"Vaaranam Aayiram is very special to me. It's straight from the heart and it's a lot about the life I have seen and lived and seen other people live. The music is a tribute to the music my parents made me listen as I grew up from ten to seventeen. My head is still filled with melodies I listened to during that period and a constant rhythm runs through my system, around which I write my stories," says Gowtham Vasudeva Menon, in a short note that accompanies the music album.
Some say it's a remake of the Hollywood movie Character. Others (including the director, Gowtham Menon) have said that it is loosely based on Forrest Gump.

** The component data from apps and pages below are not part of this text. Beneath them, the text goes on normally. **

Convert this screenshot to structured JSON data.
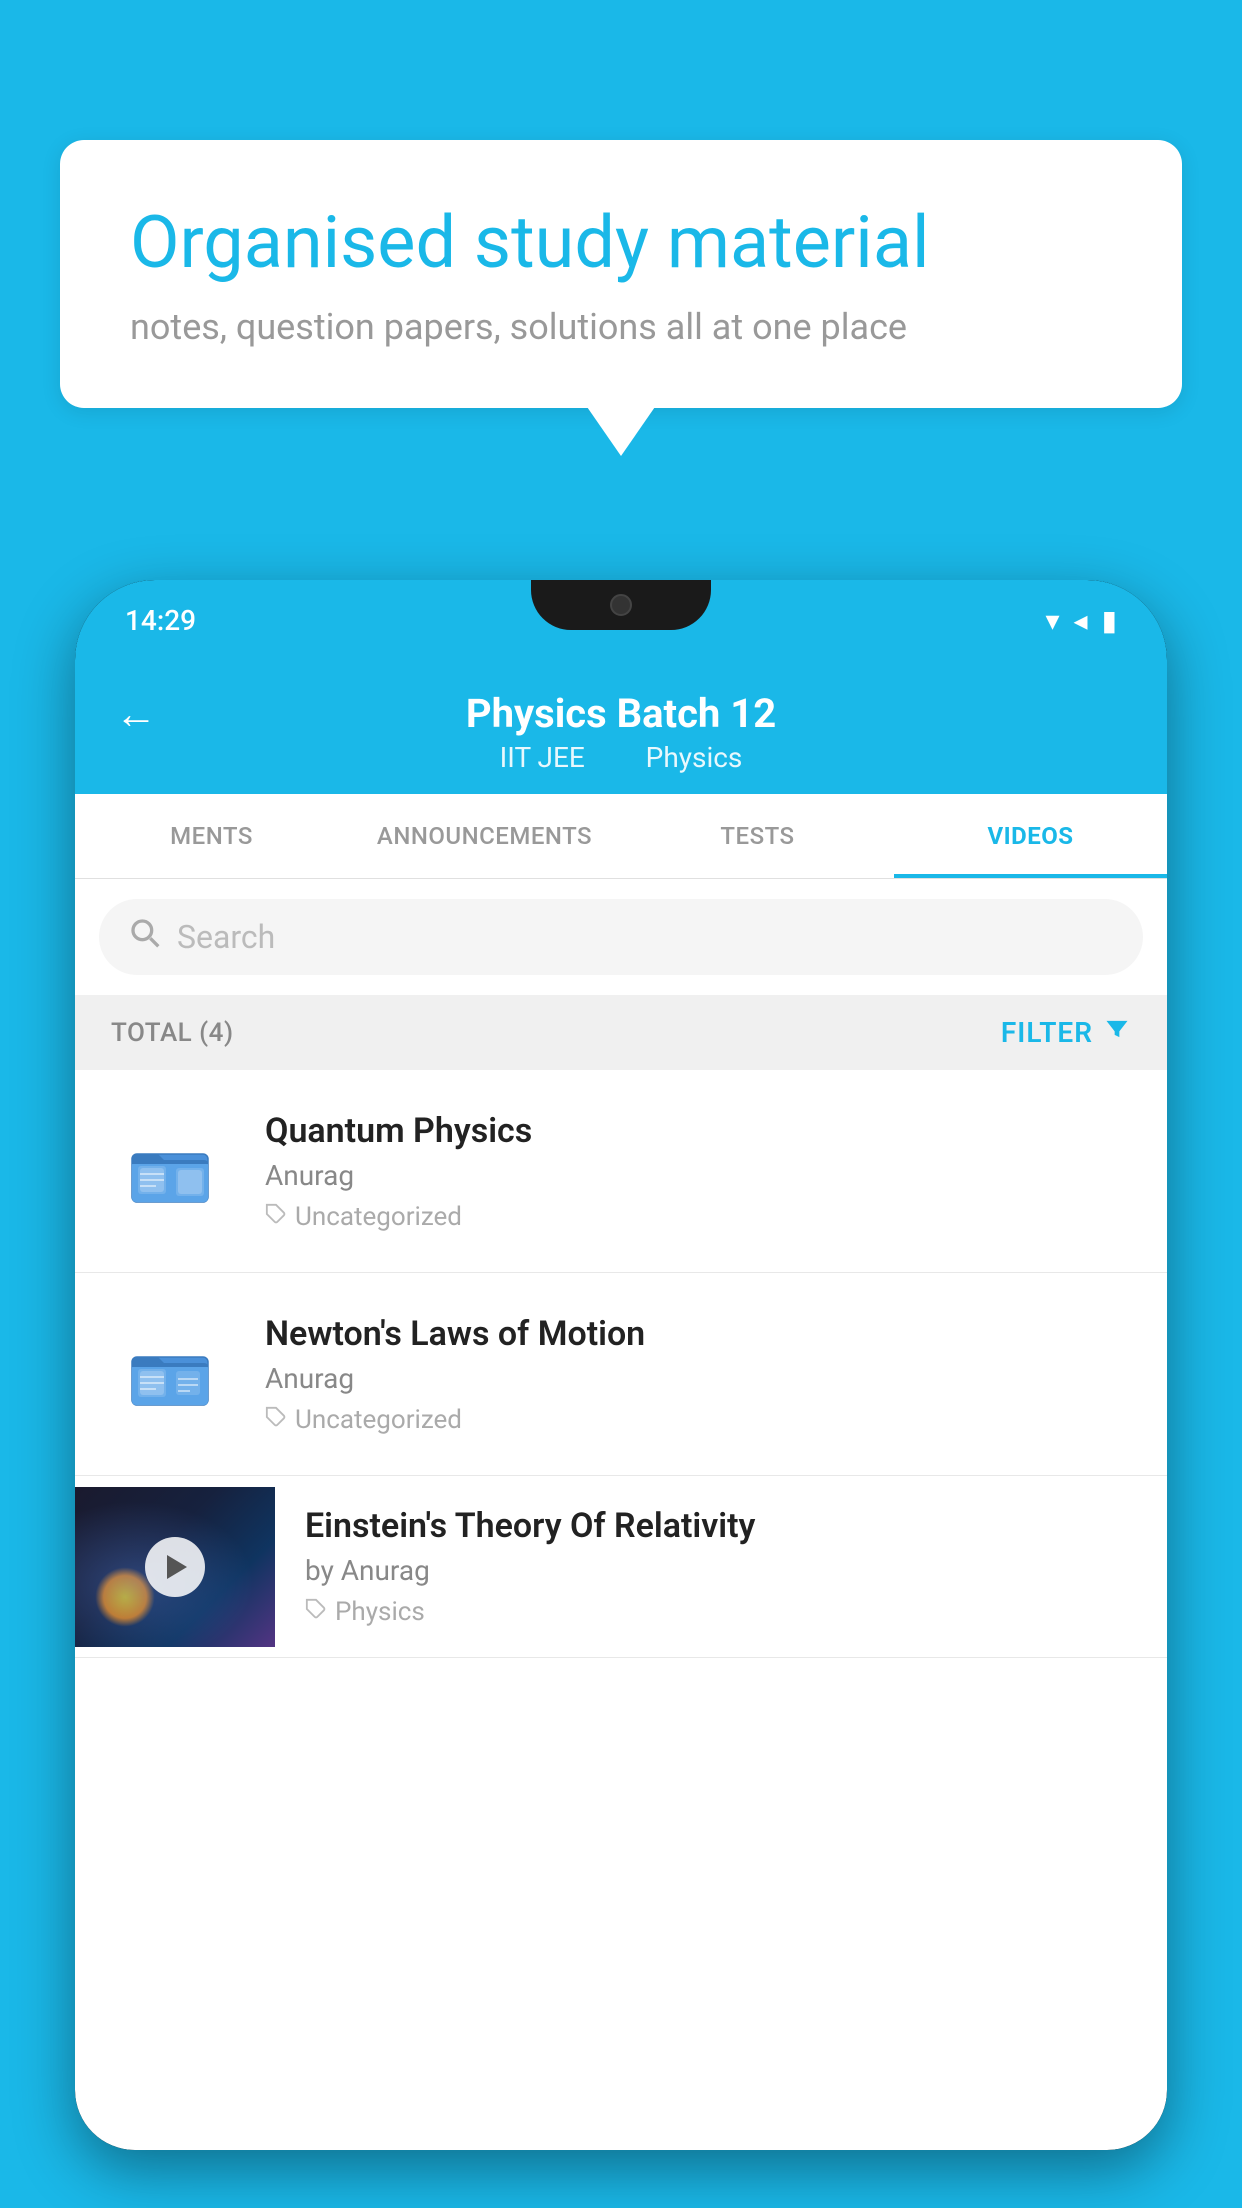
{
  "background": {
    "color": "#1ab8e8"
  },
  "speech_bubble": {
    "title": "Organised study material",
    "subtitle": "notes, question papers, solutions all at one place"
  },
  "phone": {
    "status_bar": {
      "time": "14:29"
    },
    "header": {
      "back_label": "←",
      "title": "Physics Batch 12",
      "subtitle_part1": "IIT JEE",
      "subtitle_part2": "Physics"
    },
    "tabs": [
      {
        "label": "MENTS",
        "active": false
      },
      {
        "label": "ANNOUNCEMENTS",
        "active": false
      },
      {
        "label": "TESTS",
        "active": false
      },
      {
        "label": "VIDEOS",
        "active": true
      }
    ],
    "search": {
      "placeholder": "Search"
    },
    "filter": {
      "total_label": "TOTAL (4)",
      "filter_label": "FILTER"
    },
    "videos": [
      {
        "id": 1,
        "title": "Quantum Physics",
        "author": "Anurag",
        "tag": "Uncategorized",
        "has_thumbnail": false
      },
      {
        "id": 2,
        "title": "Newton's Laws of Motion",
        "author": "Anurag",
        "tag": "Uncategorized",
        "has_thumbnail": false
      },
      {
        "id": 3,
        "title": "Einstein's Theory Of Relativity",
        "author": "by Anurag",
        "tag": "Physics",
        "has_thumbnail": true
      }
    ]
  }
}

Whatever that may be, there's no denying that Vaaranam Aayiram, the Aascar Ravichandran-backed Tamil project, with Harris Jayaraj setting the tunes, has been making the waves for quite some time. And now the audio's out amid great expectation of a Gowtham Menon-Harris Jayaraj combo.
Much to the delight (and relief) of many fans, the lyrics accompany the disc. Here's an overview of what the album offers:
Up first we have Adiyae Kolluthe, a heavy burst of synthesised music with Krish and Benny Dhayal singing at a high pitch. This number reminds you of bits of Oru Maalai, another celebrated Harris Jeyaraj hit. Penned by Thamarai, this number has the distinction of having Shruti Hasan on board as well. Her unyielding, strong voice suits the number, though there are no surprises in her vocal range. Come to think of it, the song, in itself, offers no surprises -- you've heard English phrases mingling with the song before, alternating with high-pitched notes that descend abruptly into the doldrums. It seems a rather watered down version of Uyirin Uyire.
Nenjukkul Peidhidum kicks off in a mellow fashion with the strings of a guitar, some humming and an almost casual rendering by Hariharan, Devan and V Prasanna. After a long time, you hear a variation in the tune and Thamarai's beautiful lyrics, as always, add to the effect. A short guitar interlude reminds you a bit of Eric Clapton but it merges into another melody.
Benny Dhayal, Naresh Iyer and Solar Sai rap and begin Yethi Yethi. Though peppered with rap, this number reminds you of the tunes of the late 80s and early 90s. Presumably that was the intention but Harris can't help coming back to his Oru Maalai tune. Na Muthukumar has written this song, which follows the formula in Harris's style.
Surya's voice begins Mundhinam with a sort of love-message, and the tune certainly changes track, giving you pleasant surprises. A sax interlude catches you unawares, as Naresh Iyer and Prashanthini perform this number. Once again, Thamarai proves that she's the reigning queen when it comes to Tamil lyrics. A catchy number.
Oh Shanti Shanti looks sort of developed from the refrain of Nenjukkul Peidhidum. It certainly is an attractive number if it can be called by such an epithet. S P B Charan's clear, melodious voice revels in this tune, ably seconded by Clinton. And, in typically Harris fashion, it changes pitch as well and makes its mark.
Even when Harris attempts a kuthu song, it ends up with his unique, up-market feel. But you still like the simple tune of Ava Enna. Karthik and V Prasanna have sung this rather fast-paced song comfortably. It's one of the most ancient tunes known to folksongs but still makes for a pleasant hearing.
It's been a long time since you heard something akin to Kaatrinile Varum Geetham but Anal Mele, sung by Sudha Raghunathan, fills a void you didn't even know existed. This one is a truly beautiful piece, which coming after a long gap is truly welcome. The gentle sorrow and slow pace that permeate the song are a delight to hear. A nice, long and enjoyable number.
Put together, you definitely feel that Harris Jayaraj has broken out of a self-imposed mould of recent times, and has set out to provide some quality music with a difference.